EXERCISE DESCRIPTION
Your answer should be one number, the count of lines in the listing below containing the word "JSON".

PROVIDED ENTRIES
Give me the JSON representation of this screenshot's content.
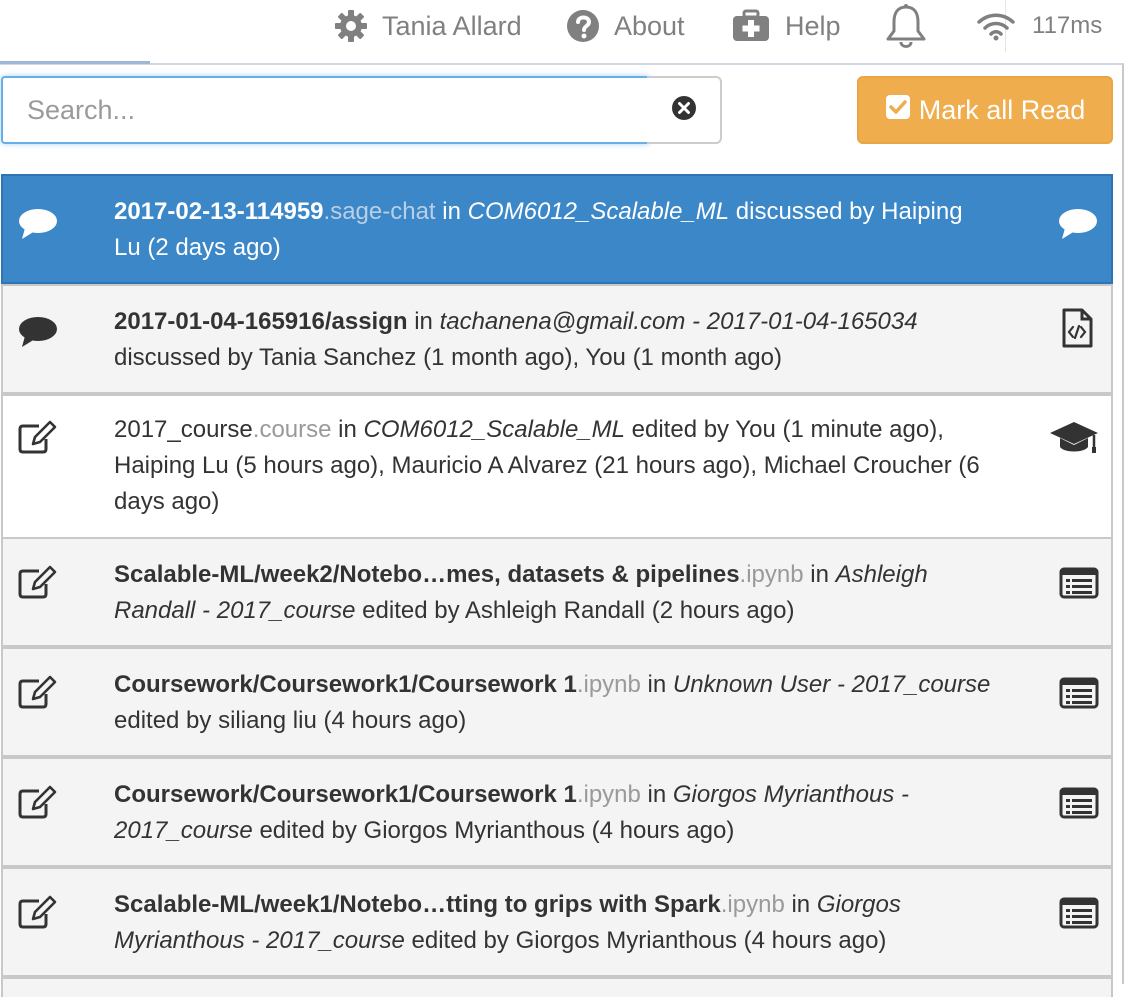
{
  "topbar": {
    "user": "Tania Allard",
    "about": "About",
    "help": "Help",
    "ping": "117ms",
    "icons": [
      "gear-icon",
      "question-circle-icon",
      "medkit-icon",
      "bell-icon",
      "wifi-icon"
    ]
  },
  "search": {
    "placeholder": "Search...",
    "value": ""
  },
  "mark_all_read": "Mark all Read",
  "colors": {
    "active_row": "#3b87c8",
    "mark_read_button": "#f0ad4e",
    "muted_text": "#9a9a9a"
  },
  "notifications": [
    {
      "lead_icon": "comment-icon",
      "trail_icon": "comment-icon",
      "title": "2017-02-13-114959",
      "ext": ".sage-chat",
      "in_word": " in ",
      "project": "COM6012_Scalable_ML",
      "action": " discussed by Haiping Lu (2 days ago)"
    },
    {
      "lead_icon": "comment-icon",
      "trail_icon": "file-code-icon",
      "title": "2017-01-04-165916/assign",
      "ext": "",
      "in_word": " in ",
      "project": "tachanena@gmail.com - 2017-01-04-165034",
      "action": " discussed by Tania Sanchez (1 month ago), You (1 month ago)"
    },
    {
      "lead_icon": "edit-icon",
      "trail_icon": "graduation-cap-icon",
      "title": "2017_course",
      "ext": ".course",
      "in_word": " in ",
      "project": "COM6012_Scalable_ML",
      "action": " edited by You (1 minute ago), Haiping Lu (5 hours ago), Mauricio A Alvarez (21 hours ago), Michael Croucher (6 days ago)"
    },
    {
      "lead_icon": "edit-icon",
      "trail_icon": "list-alt-icon",
      "title": "Scalable-ML/week2/Notebo…mes, datasets & pipelines",
      "ext": ".ipynb",
      "in_word": " in ",
      "project": "Ashleigh Randall - 2017_course",
      "action": " edited by Ashleigh Randall (2 hours ago)"
    },
    {
      "lead_icon": "edit-icon",
      "trail_icon": "list-alt-icon",
      "title": "Coursework/Coursework1/Coursework 1",
      "ext": ".ipynb",
      "in_word": " in ",
      "project": "Unknown User - 2017_course",
      "action": " edited by siliang liu (4 hours ago)"
    },
    {
      "lead_icon": "edit-icon",
      "trail_icon": "list-alt-icon",
      "title": "Coursework/Coursework1/Coursework 1",
      "ext": ".ipynb",
      "in_word": " in ",
      "project": "Giorgos Myrianthous - 2017_course",
      "action": " edited by Giorgos Myrianthous (4 hours ago)"
    },
    {
      "lead_icon": "edit-icon",
      "trail_icon": "list-alt-icon",
      "title": "Scalable-ML/week1/Notebo…tting to grips with Spark",
      "ext": ".ipynb",
      "in_word": " in ",
      "project": "Giorgos Myrianthous - 2017_course",
      "action": " edited by Giorgos Myrianthous (4 hours ago)"
    }
  ]
}
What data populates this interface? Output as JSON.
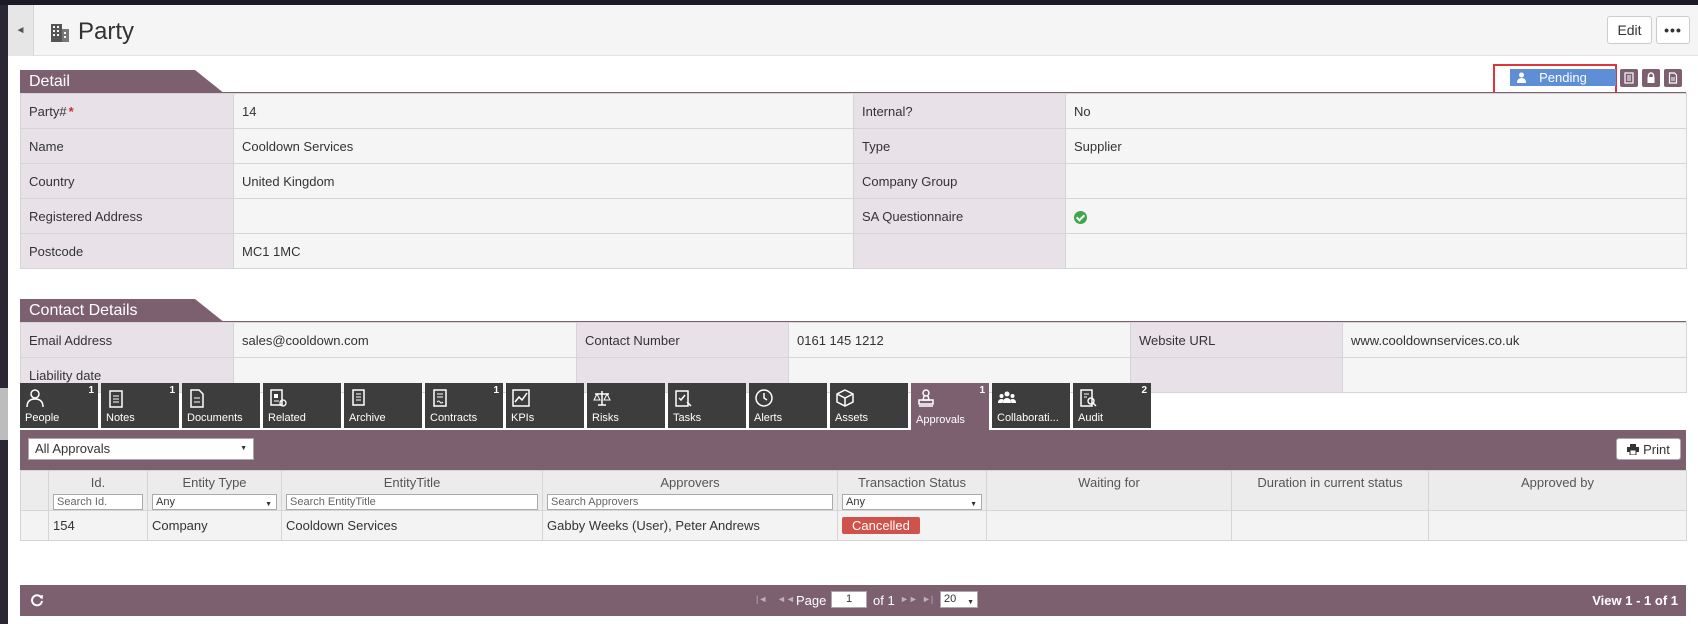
{
  "header": {
    "title": "Party",
    "edit_label": "Edit",
    "more_label": "•••"
  },
  "status": {
    "label": "Pending"
  },
  "detail": {
    "section_title": "Detail",
    "rows": [
      {
        "l1": "Party#",
        "v1": "14",
        "l2": "Internal?",
        "v2": "No"
      },
      {
        "l1": "Name",
        "v1": "Cooldown Services",
        "l2": "Type",
        "v2": "Supplier"
      },
      {
        "l1": "Country",
        "v1": "United Kingdom",
        "l2": "Company Group",
        "v2": ""
      },
      {
        "l1": "Registered Address",
        "v1": "",
        "l2": "SA Questionnaire",
        "v2": ""
      },
      {
        "l1": "Postcode",
        "v1": "MC1 1MC",
        "l2": "",
        "v2": ""
      }
    ],
    "required_mark": "*"
  },
  "contact": {
    "section_title": "Contact Details",
    "rows": [
      {
        "l1": "Email Address",
        "v1": "sales@cooldown.com",
        "l2": "Contact Number",
        "v2": "0161 145 1212",
        "l3": "Website URL",
        "v3": "www.cooldownservices.co.uk"
      },
      {
        "l1": "Liability date",
        "v1": "",
        "l2": "",
        "v2": "",
        "l3": "",
        "v3": ""
      }
    ]
  },
  "tabs": [
    {
      "label": "People",
      "count": "1",
      "icon": "person-icon"
    },
    {
      "label": "Notes",
      "count": "1",
      "icon": "notepad-icon"
    },
    {
      "label": "Documents",
      "count": "",
      "icon": "document-icon"
    },
    {
      "label": "Related",
      "count": "",
      "icon": "related-icon"
    },
    {
      "label": "Archive",
      "count": "",
      "icon": "archive-icon"
    },
    {
      "label": "Contracts",
      "count": "1",
      "icon": "contract-icon"
    },
    {
      "label": "KPIs",
      "count": "",
      "icon": "chart-icon"
    },
    {
      "label": "Risks",
      "count": "",
      "icon": "scales-icon"
    },
    {
      "label": "Tasks",
      "count": "",
      "icon": "task-icon"
    },
    {
      "label": "Alerts",
      "count": "",
      "icon": "clock-icon"
    },
    {
      "label": "Assets",
      "count": "",
      "icon": "box-icon"
    },
    {
      "label": "Approvals",
      "count": "1",
      "icon": "stamp-icon"
    },
    {
      "label": "Collaborati...",
      "count": "",
      "icon": "group-icon"
    },
    {
      "label": "Audit",
      "count": "2",
      "icon": "audit-icon"
    }
  ],
  "approvals": {
    "filter_value": "All Approvals",
    "print_label": "Print",
    "columns": [
      "Id.",
      "Entity Type",
      "EntityTitle",
      "Approvers",
      "Transaction Status",
      "Waiting for",
      "Duration in current status",
      "Approved by"
    ],
    "filters": {
      "id_placeholder": "Search  Id.",
      "entity_type": "Any",
      "title_placeholder": "Search EntityTitle",
      "approvers_placeholder": "Search Approvers",
      "status": "Any"
    },
    "rows": [
      {
        "id": "154",
        "entity_type": "Company",
        "title": "Cooldown Services",
        "approvers": "Gabby Weeks (User), Peter Andrews",
        "status": "Cancelled",
        "waiting": "",
        "duration": "",
        "approved_by": ""
      }
    ],
    "pager": {
      "page_label": "Page",
      "page": "1",
      "of_label": "of 1",
      "page_size": "20",
      "view_text": "View 1 - 1 of 1"
    }
  },
  "colors": {
    "accent": "#7c6070",
    "status_blue": "#5e8ed6",
    "cancelled_red": "#d0534b",
    "highlight_red": "#e0343a"
  }
}
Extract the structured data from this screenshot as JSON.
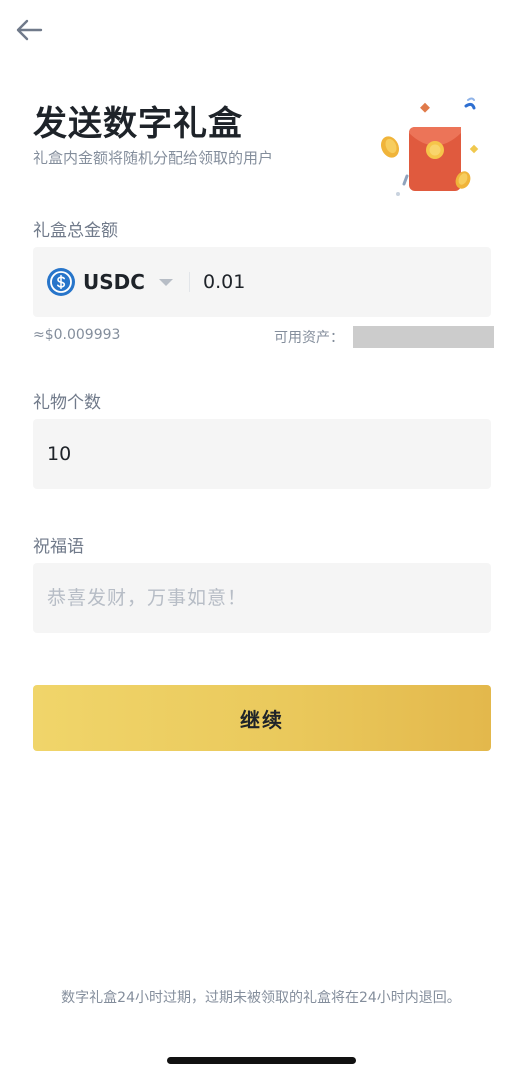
{
  "header": {
    "back_icon": "arrow-left-icon",
    "title": "发送数字礼盒",
    "subtitle": "礼盒内金额将随机分配给领取的用户",
    "illustration": "red-envelope-illustration"
  },
  "amount_section": {
    "label": "礼盒总金额",
    "coin_icon": "usdc-coin-icon",
    "coin_symbol": "USDC",
    "amount_value": "0.01",
    "usd_equivalent": "≈$0.009993",
    "available_label": "可用资产："
  },
  "count_section": {
    "label": "礼物个数",
    "value": "10"
  },
  "greeting_section": {
    "label": "祝福语",
    "placeholder": "恭喜发财，万事如意！"
  },
  "continue_button": {
    "label": "继续"
  },
  "footer": {
    "note": "数字礼盒24小时过期，过期未被领取的礼盒将在24小时内退回。"
  },
  "colors": {
    "accent_gold": "#f0d56a",
    "text_primary": "#1e2329",
    "text_secondary": "#848e9c",
    "field_bg": "#f5f5f5",
    "usdc_blue": "#2775ca"
  }
}
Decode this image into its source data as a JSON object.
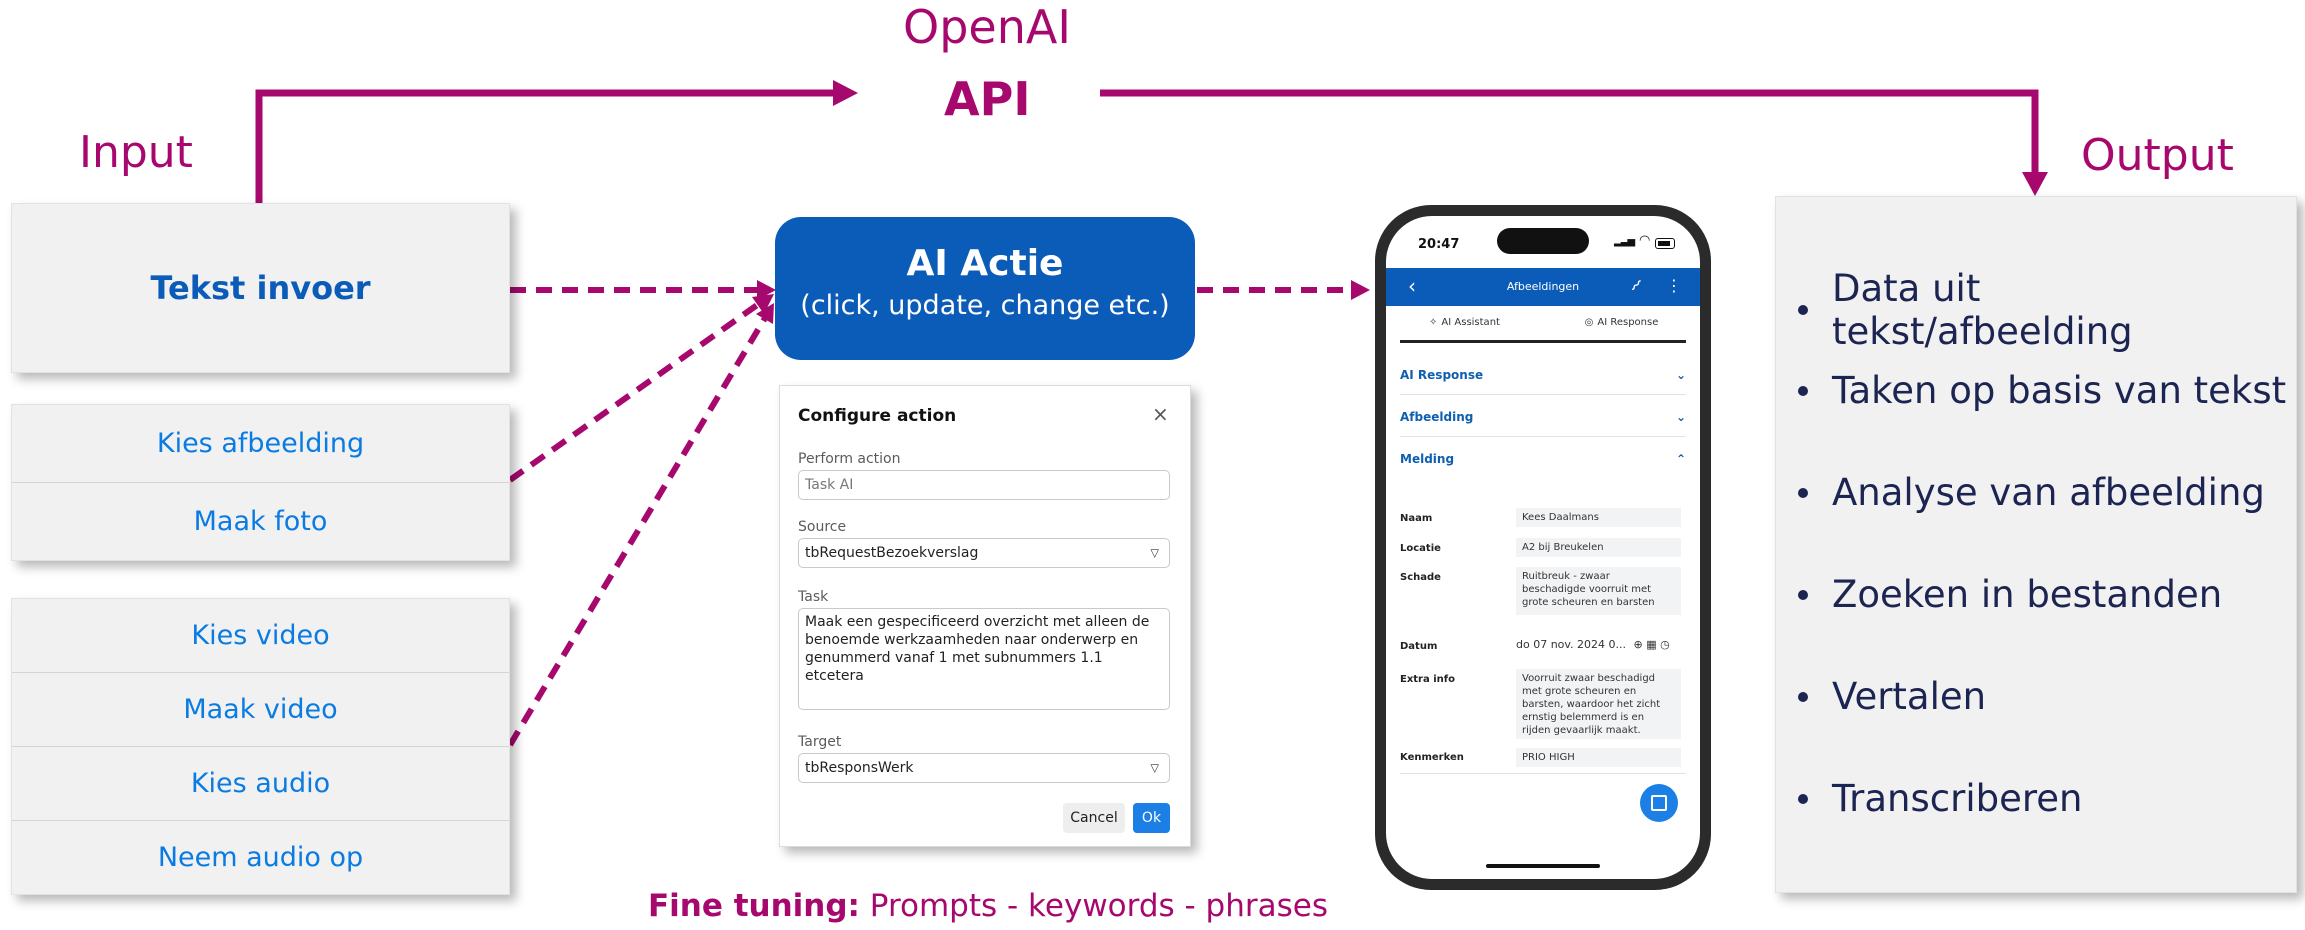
{
  "top": {
    "provider": "OpenAI",
    "api": "API",
    "input_label": "Input",
    "output_label": "Output"
  },
  "inputs": {
    "text": "Tekst invoer",
    "image_buttons": [
      "Kies afbeelding",
      "Maak foto"
    ],
    "media_buttons": [
      "Kies video",
      "Maak video",
      "Kies audio",
      "Neem audio op"
    ]
  },
  "action": {
    "title": "AI Actie",
    "subtitle": "(click, update, change etc.)"
  },
  "dialog": {
    "title": "Configure action",
    "close": "×",
    "perform_label": "Perform action",
    "perform_placeholder": "Task AI",
    "source_label": "Source",
    "source_value": "tbRequestBezoekverslag",
    "task_label": "Task",
    "task_value": "Maak een gespecificeerd overzicht met alleen de benoemde werkzaamheden naar onderwerp en genummerd vanaf 1 met subnummers 1.1 etcetera",
    "target_label": "Target",
    "target_value": "tbResponsWerk",
    "cancel": "Cancel",
    "ok": "Ok"
  },
  "fine_tuning": {
    "label": "Fine tuning:",
    "text": "Prompts - keywords - phrases"
  },
  "phone": {
    "time": "20:47",
    "header_title": "Afbeeldingen",
    "tab_assistant": "AI Assistant",
    "tab_response": "AI Response",
    "sections": [
      "AI Response",
      "Afbeelding",
      "Melding"
    ],
    "fields": [
      {
        "label": "Naam",
        "value": "Kees Daalmans"
      },
      {
        "label": "Locatie",
        "value": "A2 bij Breukelen"
      },
      {
        "label": "Schade",
        "value": "Ruitbreuk - zwaar beschadigde voorruit met grote scheuren en barsten"
      },
      {
        "label": "Datum",
        "value": "do 07 nov. 2024 0..."
      },
      {
        "label": "Extra info",
        "value": "Voorruit zwaar beschadigd met grote scheuren en barsten, waardoor het zicht ernstig belemmerd is en rijden gevaarlijk maakt."
      },
      {
        "label": "Kenmerken",
        "value": "PRIO HIGH"
      }
    ]
  },
  "outputs": [
    "Data uit tekst/afbeelding",
    "Taken op basis van tekst",
    "Analyse van afbeelding",
    "Zoeken in bestanden",
    "Vertalen",
    "Transcriberen"
  ],
  "colors": {
    "magenta": "#a6086e",
    "blue": "#0b5cb8",
    "link_blue": "#0a7be2",
    "navy": "#1c2452"
  }
}
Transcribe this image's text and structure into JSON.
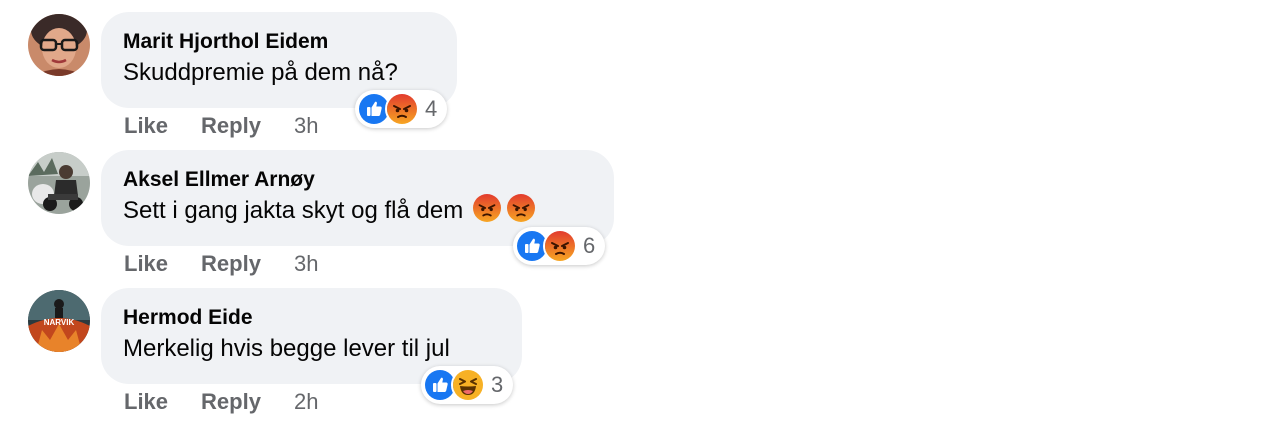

SOLUTION FOR THIS TASK
5